Task objective => In the listing below, count each line that contains "DigiCert". The reply is that count and nothing else.
╭─ Exercise material
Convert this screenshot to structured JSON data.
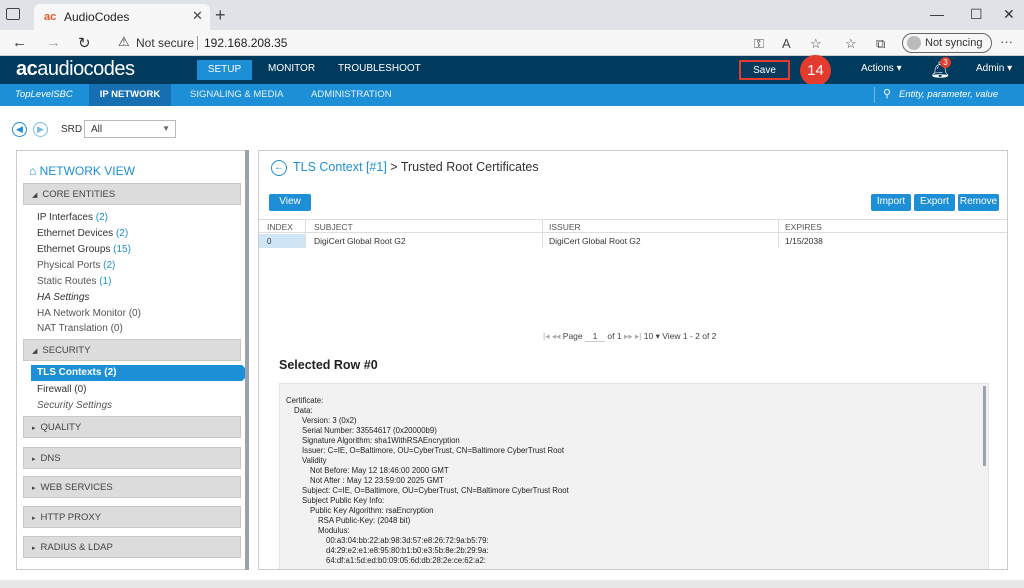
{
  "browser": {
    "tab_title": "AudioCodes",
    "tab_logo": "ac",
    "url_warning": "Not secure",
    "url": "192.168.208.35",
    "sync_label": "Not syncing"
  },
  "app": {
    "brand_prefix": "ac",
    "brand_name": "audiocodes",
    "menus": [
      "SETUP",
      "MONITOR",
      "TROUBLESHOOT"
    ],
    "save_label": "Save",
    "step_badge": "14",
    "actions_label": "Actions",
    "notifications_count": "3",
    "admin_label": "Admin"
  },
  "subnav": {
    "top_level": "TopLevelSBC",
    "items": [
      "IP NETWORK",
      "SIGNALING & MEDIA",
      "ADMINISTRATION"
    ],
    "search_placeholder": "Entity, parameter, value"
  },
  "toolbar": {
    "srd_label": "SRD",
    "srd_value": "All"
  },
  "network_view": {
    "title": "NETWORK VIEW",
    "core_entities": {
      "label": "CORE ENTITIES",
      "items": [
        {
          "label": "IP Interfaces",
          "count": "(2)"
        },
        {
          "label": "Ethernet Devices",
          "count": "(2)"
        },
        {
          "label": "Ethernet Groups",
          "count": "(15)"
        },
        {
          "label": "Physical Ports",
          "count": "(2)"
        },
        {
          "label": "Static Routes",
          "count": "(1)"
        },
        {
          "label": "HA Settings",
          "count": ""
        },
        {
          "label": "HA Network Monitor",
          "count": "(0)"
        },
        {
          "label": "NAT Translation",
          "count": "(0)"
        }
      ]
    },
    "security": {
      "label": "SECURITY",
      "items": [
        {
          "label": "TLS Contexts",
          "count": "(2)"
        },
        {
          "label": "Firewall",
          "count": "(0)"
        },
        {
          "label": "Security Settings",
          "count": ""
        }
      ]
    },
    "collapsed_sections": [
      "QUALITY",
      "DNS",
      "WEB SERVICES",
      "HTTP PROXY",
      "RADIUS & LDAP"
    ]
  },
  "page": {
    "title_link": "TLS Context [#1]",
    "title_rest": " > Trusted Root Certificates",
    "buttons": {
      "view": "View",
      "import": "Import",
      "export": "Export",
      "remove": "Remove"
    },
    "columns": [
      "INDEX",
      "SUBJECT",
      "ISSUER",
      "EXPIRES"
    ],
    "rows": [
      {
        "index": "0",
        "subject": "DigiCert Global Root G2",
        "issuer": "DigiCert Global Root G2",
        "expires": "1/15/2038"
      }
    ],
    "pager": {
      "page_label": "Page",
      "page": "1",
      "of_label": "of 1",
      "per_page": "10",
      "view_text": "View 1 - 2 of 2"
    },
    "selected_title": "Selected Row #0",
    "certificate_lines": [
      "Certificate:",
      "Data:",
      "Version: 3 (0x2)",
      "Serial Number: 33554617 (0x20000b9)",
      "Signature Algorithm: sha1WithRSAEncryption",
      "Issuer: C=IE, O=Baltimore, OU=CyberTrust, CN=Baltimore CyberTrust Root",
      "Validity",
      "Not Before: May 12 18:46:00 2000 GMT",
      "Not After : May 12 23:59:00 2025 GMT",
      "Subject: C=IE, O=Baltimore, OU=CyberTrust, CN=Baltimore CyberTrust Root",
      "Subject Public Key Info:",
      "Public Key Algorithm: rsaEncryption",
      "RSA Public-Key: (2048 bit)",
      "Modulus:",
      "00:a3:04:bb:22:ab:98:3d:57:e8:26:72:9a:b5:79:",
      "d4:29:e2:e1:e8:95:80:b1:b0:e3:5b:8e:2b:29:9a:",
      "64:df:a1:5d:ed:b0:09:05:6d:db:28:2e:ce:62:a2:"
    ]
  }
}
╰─
Written solution => 2